"Ryan Air is awful when it comes to passengers with reduced mobility. Firstly they often do not let PRM to be first on board. Imagine how hard is to board WCHC with other passengers on board," Michal Kosmala posted on Reduced Mobility Rights Facebook page. "Secondly they are not tuning off APU so when it comes to wait in ambulift next to the plane's tail it is easy to damage you ears. Also, many of PSMs are missing so when unexpected passengers from arrival wait for PRM service to come they board passengers for departure. The last thing is that they tend to not use IATA PRM codes."
Reader Pam Krutsch begs to differ. "The problem does not stem from the airlines, it stems from peopleclaiming disabilities just to get on first or thru security first, and families of people with severe disabilities dropping people off and expecting the airlines to take care of everything for them. The abuse is what causes airlines to decide to limit these things. The abuse is unbelievable. I work at an airport and it’s a huge burden for the employees and airline staffing, because those who don’t need it, want to be self-centred and inconsiderate for their own personal gain. That’s what has to be stopped."
Reader Ollie Starr thinks the problem goes beyond airlines. "Which isn’t to say that its good, but it’s an issue not even remotely limited to planes, or even to transport? Many places have *a* wheelchair space, but cannot accommodate a group of wheelchair users."
"America has the right idea. If you’re disabled they make sure there's enough space on their buses and flights. They have seats on buses which fold right back. There is discrimination in the UK. It's not about health and safety it’s about cost and profit!" reader Rachael Rosanne Armstrong said.
Ryanair is renowned for thriving on controversy, and the row over the limits imposed on passengers with disabilities is just the latest example of the Irish low cost carrier's well known cliché.

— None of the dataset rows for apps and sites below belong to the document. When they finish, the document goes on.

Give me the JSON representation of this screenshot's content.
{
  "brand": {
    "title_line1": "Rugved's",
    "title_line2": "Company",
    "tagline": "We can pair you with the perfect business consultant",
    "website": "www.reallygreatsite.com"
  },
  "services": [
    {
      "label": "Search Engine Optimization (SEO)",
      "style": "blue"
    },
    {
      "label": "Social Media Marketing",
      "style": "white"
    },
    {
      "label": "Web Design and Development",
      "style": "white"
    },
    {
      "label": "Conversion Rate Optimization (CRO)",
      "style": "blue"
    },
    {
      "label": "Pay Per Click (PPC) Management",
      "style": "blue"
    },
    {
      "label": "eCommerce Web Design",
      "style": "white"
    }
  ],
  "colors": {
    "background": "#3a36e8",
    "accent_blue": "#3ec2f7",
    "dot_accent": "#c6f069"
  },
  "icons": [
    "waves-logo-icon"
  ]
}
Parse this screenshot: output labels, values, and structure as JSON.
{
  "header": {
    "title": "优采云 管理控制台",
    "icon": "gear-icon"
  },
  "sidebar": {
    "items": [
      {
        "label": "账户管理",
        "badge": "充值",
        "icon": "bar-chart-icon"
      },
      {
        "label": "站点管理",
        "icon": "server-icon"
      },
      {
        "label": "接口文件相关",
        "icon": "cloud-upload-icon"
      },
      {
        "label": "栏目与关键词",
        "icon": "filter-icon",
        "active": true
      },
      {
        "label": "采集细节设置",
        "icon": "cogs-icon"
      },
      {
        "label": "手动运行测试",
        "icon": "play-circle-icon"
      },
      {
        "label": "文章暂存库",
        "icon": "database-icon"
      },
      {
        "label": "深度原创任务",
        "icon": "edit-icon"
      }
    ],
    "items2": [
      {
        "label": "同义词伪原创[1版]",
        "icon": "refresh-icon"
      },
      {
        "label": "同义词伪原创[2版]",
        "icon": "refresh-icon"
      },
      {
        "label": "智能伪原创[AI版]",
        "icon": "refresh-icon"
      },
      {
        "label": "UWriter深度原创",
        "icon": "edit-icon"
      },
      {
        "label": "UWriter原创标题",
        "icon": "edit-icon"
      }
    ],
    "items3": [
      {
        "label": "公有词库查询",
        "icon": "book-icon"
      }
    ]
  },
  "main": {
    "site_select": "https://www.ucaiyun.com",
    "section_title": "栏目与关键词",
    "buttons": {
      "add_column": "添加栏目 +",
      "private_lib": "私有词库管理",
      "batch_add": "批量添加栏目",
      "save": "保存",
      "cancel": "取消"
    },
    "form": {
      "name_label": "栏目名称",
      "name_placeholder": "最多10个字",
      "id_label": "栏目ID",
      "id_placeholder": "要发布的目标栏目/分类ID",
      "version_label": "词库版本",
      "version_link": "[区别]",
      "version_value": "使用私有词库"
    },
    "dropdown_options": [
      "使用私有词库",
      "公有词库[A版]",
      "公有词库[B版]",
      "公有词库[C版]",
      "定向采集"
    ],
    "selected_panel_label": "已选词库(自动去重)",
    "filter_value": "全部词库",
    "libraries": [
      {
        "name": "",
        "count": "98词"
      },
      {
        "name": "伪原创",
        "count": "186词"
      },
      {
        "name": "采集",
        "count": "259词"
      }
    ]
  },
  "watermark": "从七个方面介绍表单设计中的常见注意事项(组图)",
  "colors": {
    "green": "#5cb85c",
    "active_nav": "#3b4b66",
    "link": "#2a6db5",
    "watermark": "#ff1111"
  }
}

After all, Ryanair’s founder Michael O’Leary built a solid reputation on controversy. "Anyone who thinks Ryanair flights are some sort of bastion of sanctity where you can contemplate your navel is wrong. We already bombard you with as many in-flight announcements and trolleys as we can. Anyone who looks like sleeping, we wake them up to sell them things.”
However, one of his most controversial quotes is about overweight passengers. “Nobody wants to sit beside a really fat ****** on board. We have been frankly astonished at the number of customers who don't only want to tax fat people but torture them.”
The budget airline request to correct what they allege to be “false and inaccurate” information did not come
Reader Darren Lonsdale may have the quick fix to put the row to rest. “Don't fly with Ryan air. There we are, problem solved.”
Do you think Ryanair should maintain its current limits on passengers with reduced mobility? Have your say.
About the author
Founder and Editor-in-Chief of Reduced Mobility Rights, Roberto Castiglioni is an expert consultant of PRM regulations and disabled passengers support procedures, and has personal experience as travelling partner and carer of a passenger with reduced mobility.
Roberto is a member of the UK Civil Aviation Authority Access To Air Travel Working Group. He is also a member of the Easyjet Special Assistance Advisory Group. Chaired by David Blunkett MP, the independent advisory group esaag provides Easyjet with strategic guidance and practical advice on the evolving needs of passengers requiring special assistance.